▶ AIM OF THE EXERCISE:
Go through the data and copy each line where the word "icon" shows up.

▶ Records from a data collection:
★ ★ ★ ★ ★ ★ ★
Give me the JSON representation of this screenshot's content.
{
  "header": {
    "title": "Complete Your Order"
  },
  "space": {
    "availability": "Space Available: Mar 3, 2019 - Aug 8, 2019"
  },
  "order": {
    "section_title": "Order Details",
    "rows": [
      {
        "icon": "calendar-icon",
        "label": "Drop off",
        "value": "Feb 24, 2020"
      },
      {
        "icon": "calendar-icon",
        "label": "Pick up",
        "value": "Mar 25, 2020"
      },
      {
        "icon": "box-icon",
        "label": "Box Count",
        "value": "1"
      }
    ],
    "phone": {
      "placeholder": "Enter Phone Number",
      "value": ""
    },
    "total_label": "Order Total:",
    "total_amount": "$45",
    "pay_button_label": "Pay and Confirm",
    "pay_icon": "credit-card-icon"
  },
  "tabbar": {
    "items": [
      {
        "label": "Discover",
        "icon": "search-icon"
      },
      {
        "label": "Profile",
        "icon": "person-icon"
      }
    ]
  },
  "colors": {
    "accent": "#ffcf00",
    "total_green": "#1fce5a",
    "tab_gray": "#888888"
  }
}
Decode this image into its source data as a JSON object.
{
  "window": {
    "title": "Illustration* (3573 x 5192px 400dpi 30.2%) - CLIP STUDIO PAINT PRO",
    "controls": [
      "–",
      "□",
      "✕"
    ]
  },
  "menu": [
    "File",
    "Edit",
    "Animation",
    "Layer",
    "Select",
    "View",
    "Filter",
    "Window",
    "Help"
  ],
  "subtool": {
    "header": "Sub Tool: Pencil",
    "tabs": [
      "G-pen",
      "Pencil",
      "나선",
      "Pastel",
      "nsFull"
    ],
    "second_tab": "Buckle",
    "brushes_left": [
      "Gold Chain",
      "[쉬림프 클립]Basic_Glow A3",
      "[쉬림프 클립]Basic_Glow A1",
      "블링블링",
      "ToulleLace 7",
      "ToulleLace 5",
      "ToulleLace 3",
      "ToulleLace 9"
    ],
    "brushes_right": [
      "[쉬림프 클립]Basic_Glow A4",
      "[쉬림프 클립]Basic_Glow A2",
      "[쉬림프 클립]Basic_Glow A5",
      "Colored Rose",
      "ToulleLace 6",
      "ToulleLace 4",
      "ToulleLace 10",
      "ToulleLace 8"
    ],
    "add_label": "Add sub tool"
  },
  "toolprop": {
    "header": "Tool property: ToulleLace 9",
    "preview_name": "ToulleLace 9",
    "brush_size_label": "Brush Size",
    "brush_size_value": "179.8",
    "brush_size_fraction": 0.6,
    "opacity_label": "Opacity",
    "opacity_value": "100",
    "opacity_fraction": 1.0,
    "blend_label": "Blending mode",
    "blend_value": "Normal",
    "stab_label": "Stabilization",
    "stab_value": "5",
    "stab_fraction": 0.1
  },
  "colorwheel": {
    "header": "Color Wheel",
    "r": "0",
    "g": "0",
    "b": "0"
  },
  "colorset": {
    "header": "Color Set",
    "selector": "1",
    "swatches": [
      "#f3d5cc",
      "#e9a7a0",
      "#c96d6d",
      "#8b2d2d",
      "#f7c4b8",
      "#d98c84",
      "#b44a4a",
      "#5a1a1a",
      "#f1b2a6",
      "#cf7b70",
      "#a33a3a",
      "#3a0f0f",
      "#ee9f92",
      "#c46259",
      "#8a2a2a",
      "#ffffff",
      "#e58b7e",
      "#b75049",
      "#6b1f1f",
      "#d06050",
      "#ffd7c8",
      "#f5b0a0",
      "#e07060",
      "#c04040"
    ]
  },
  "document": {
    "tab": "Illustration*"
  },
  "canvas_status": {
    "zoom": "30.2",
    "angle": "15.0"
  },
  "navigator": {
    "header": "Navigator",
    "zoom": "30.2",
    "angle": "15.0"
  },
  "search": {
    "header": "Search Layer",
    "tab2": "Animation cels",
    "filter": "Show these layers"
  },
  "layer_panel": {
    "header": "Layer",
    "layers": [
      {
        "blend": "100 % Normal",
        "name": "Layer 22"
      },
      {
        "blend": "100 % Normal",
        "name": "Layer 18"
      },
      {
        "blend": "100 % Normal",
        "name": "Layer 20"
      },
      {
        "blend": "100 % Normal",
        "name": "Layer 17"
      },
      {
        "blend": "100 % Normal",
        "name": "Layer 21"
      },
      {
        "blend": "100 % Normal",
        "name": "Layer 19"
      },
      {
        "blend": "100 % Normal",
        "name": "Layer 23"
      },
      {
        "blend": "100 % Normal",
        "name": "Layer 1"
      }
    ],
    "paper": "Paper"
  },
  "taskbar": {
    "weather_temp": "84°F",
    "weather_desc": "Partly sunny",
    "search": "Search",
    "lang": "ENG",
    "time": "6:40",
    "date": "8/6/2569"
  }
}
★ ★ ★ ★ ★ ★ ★
▶ SOLUTION FOR THIS PROBLEM:
        "icon": "calendar-icon",
        "icon": "calendar-icon",
        "icon": "box-icon",
    "pay_icon": "credit-card-icon"
        "icon": "search-icon"
        "icon": "person-icon"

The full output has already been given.